▸ Aim of the exercise:
Even if a line seems odd, print it as it is, and include every record.

▸ Data provided:

-.-.-

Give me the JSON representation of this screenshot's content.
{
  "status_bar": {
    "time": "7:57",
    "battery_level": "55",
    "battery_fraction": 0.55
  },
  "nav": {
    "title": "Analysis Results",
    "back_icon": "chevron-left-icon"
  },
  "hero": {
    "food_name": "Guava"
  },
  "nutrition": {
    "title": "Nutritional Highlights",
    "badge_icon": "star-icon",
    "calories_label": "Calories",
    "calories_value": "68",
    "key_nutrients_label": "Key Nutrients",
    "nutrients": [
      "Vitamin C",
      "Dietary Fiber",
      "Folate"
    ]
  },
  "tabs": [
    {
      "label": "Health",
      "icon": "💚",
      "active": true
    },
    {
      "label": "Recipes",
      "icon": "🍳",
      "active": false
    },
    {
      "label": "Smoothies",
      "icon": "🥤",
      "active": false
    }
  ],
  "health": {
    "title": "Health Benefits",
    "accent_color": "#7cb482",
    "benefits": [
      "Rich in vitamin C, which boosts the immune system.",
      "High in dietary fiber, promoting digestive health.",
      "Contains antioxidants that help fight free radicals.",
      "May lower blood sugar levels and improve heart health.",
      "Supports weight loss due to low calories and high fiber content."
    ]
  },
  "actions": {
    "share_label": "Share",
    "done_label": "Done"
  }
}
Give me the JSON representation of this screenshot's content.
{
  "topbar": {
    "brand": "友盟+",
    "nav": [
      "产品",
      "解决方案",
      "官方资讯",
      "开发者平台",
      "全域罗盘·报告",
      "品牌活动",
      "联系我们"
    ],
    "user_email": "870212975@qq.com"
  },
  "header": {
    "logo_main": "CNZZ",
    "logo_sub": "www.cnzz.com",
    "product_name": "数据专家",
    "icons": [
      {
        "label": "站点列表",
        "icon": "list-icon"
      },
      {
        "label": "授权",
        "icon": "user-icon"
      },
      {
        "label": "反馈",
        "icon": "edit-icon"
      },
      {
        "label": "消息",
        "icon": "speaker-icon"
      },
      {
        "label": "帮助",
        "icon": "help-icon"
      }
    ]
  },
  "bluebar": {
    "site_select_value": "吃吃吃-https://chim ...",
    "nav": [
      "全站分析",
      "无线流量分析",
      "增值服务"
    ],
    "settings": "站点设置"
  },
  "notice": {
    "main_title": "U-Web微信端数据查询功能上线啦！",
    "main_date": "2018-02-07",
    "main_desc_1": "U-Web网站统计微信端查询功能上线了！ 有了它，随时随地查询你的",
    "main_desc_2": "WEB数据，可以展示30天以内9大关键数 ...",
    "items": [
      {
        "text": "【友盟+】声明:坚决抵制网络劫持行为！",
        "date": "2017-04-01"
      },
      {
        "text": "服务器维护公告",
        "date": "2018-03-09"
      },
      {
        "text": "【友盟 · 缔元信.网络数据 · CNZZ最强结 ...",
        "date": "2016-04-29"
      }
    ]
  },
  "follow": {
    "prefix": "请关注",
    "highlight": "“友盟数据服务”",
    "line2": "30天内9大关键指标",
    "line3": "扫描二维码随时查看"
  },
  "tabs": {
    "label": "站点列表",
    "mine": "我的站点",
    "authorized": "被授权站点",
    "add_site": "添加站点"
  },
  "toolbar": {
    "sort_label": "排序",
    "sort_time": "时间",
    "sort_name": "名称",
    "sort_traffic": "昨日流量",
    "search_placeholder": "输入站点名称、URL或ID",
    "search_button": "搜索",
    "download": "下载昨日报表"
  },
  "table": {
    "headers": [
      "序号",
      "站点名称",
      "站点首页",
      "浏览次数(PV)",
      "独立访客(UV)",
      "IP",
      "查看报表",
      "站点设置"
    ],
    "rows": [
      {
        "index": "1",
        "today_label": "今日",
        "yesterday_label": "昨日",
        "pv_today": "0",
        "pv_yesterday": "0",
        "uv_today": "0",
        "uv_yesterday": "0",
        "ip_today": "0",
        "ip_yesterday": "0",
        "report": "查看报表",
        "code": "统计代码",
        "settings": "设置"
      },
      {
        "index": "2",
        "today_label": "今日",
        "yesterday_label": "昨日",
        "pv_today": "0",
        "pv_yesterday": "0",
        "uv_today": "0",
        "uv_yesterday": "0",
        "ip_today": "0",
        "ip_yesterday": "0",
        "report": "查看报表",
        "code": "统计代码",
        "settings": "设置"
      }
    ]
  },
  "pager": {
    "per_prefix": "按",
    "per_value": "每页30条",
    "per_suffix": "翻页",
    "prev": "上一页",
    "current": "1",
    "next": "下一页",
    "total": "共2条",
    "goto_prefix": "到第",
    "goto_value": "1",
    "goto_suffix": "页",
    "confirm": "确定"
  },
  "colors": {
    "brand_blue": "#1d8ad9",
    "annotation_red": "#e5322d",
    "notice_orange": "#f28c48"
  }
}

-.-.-

▸ Written response:
Give me the JSON representation of this screenshot's content.
{
  "status_bar": {
    "time": "7:57",
    "battery_level": "55",
    "battery_fraction": 0.55
  },
  "nav": {
    "title": "Analysis Results",
    "back_icon": "chevron-left-icon"
  },
  "hero": {
    "food_name": "Guava"
  },
  "nutrition": {
    "title": "Nutritional Highlights",
    "badge_icon": "star-icon",
    "calories_label": "Calories",
    "calories_value": "68",
    "key_nutrients_label": "Key Nutrients",
    "nutrients": [
      "Vitamin C",
      "Dietary Fiber",
      "Folate"
    ]
  },
  "tabs": [
    {
      "label": "Health",
      "icon": "💚",
      "active": true
    },
    {
      "label": "Recipes",
      "icon": "🍳",
      "active": false
    },
    {
      "label": "Smoothies",
      "icon": "🥤",
      "active": false
    }
  ],
  "health": {
    "title": "Health Benefits",
    "accent_color": "#7cb482",
    "benefits": [
      "Rich in vitamin C, which boosts the immune system.",
      "High in dietary fiber, promoting digestive health.",
      "Contains antioxidants that help fight free radicals.",
      "May lower blood sugar levels and improve heart health.",
      "Supports weight loss due to low calories and high fiber content."
    ]
  },
  "actions": {
    "share_label": "Share",
    "done_label": "Done"
  }
}
Give me the JSON representation of this screenshot's content.
{
  "topbar": {
    "brand": "友盟+",
    "nav": [
      "产品",
      "解决方案",
      "官方资讯",
      "开发者平台",
      "全域罗盘·报告",
      "品牌活动",
      "联系我们"
    ],
    "user_email": "870212975@qq.com"
  },
  "header": {
    "logo_main": "CNZZ",
    "logo_sub": "www.cnzz.com",
    "product_name": "数据专家",
    "icons": [
      {
        "label": "站点列表",
        "icon": "list-icon"
      },
      {
        "label": "授权",
        "icon": "user-icon"
      },
      {
        "label": "反馈",
        "icon": "edit-icon"
      },
      {
        "label": "消息",
        "icon": "speaker-icon"
      },
      {
        "label": "帮助",
        "icon": "help-icon"
      }
    ]
  },
  "bluebar": {
    "site_select_value": "吃吃吃-https://chim ...",
    "nav": [
      "全站分析",
      "无线流量分析",
      "增值服务"
    ],
    "settings": "站点设置"
  },
  "notice": {
    "main_title": "U-Web微信端数据查询功能上线啦！",
    "main_date": "2018-02-07",
    "main_desc_1": "U-Web网站统计微信端查询功能上线了！ 有了它，随时随地查询你的",
    "main_desc_2": "WEB数据，可以展示30天以内9大关键数 ...",
    "items": [
      {
        "text": "【友盟+】声明:坚决抵制网络劫持行为！",
        "date": "2017-04-01"
      },
      {
        "text": "服务器维护公告",
        "date": "2018-03-09"
      },
      {
        "text": "【友盟 · 缔元信.网络数据 · CNZZ最强结 ...",
        "date": "2016-04-29"
      }
    ]
  },
  "follow": {
    "prefix": "请关注",
    "highlight": "“友盟数据服务”",
    "line2": "30天内9大关键指标",
    "line3": "扫描二维码随时查看"
  },
  "tabs": {
    "label": "站点列表",
    "mine": "我的站点",
    "authorized": "被授权站点",
    "add_site": "添加站点"
  },
  "toolbar": {
    "sort_label": "排序",
    "sort_time": "时间",
    "sort_name": "名称",
    "sort_traffic": "昨日流量",
    "search_placeholder": "输入站点名称、URL或ID",
    "search_button": "搜索",
    "download": "下载昨日报表"
  },
  "table": {
    "headers": [
      "序号",
      "站点名称",
      "站点首页",
      "浏览次数(PV)",
      "独立访客(UV)",
      "IP",
      "查看报表",
      "站点设置"
    ],
    "rows": [
      {
        "index": "1",
        "today_label": "今日",
        "yesterday_label": "昨日",
        "pv_today": "0",
        "pv_yesterday": "0",
        "uv_today": "0",
        "uv_yesterday": "0",
        "ip_today": "0",
        "ip_yesterday": "0",
        "report": "查看报表",
        "code": "统计代码",
        "settings": "设置"
      },
      {
        "index": "2",
        "today_label": "今日",
        "yesterday_label": "昨日",
        "pv_today": "0",
        "pv_yesterday": "0",
        "uv_today": "0",
        "uv_yesterday": "0",
        "ip_today": "0",
        "ip_yesterday": "0",
        "report": "查看报表",
        "code": "统计代码",
        "settings": "设置"
      }
    ]
  },
  "pager": {
    "per_prefix": "按",
    "per_value": "每页30条",
    "per_suffix": "翻页",
    "prev": "上一页",
    "current": "1",
    "next": "下一页",
    "total": "共2条",
    "goto_prefix": "到第",
    "goto_value": "1",
    "goto_suffix": "页",
    "confirm": "确定"
  },
  "colors": {
    "brand_blue": "#1d8ad9",
    "annotation_red": "#e5322d",
    "notice_orange": "#f28c48"
  }
}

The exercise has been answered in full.